■ Records excerpted from a collection
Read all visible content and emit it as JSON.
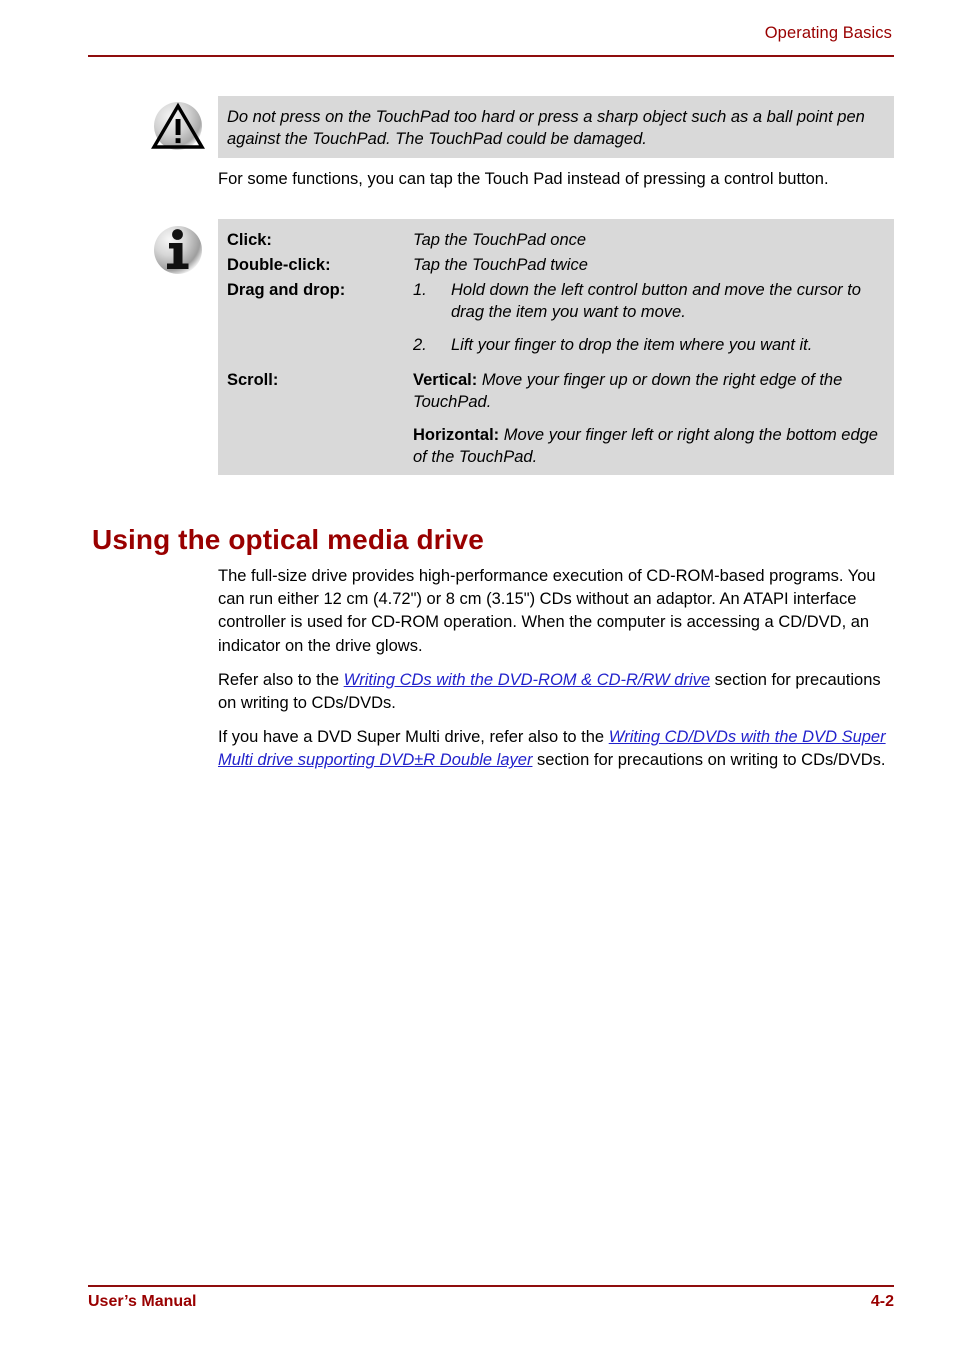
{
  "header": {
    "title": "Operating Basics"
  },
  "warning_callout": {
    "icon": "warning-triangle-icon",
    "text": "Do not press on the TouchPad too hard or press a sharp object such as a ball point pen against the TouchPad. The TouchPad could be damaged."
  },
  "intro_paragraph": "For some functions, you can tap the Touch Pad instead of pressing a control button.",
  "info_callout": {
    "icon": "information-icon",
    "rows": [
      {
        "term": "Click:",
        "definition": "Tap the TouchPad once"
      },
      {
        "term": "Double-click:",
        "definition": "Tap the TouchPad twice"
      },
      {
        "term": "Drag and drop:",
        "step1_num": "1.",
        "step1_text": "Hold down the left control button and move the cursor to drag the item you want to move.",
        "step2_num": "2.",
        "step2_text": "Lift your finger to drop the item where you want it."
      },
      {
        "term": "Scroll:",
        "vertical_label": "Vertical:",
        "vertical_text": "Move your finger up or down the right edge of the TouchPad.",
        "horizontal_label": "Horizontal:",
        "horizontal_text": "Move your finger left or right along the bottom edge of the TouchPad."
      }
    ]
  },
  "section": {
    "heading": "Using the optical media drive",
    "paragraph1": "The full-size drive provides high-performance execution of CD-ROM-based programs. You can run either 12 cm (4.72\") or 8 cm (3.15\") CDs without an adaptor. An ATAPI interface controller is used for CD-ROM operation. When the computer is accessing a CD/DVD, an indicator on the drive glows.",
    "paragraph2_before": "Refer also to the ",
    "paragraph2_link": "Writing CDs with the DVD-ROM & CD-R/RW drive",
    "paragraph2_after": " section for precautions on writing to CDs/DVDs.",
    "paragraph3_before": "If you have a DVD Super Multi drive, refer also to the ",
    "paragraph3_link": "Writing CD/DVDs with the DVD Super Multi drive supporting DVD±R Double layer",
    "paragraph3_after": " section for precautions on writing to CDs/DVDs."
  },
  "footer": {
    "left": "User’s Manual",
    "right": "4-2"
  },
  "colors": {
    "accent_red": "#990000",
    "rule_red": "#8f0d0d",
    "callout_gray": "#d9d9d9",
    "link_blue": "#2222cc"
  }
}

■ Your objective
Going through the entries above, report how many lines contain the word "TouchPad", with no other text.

■ Answer to this task
5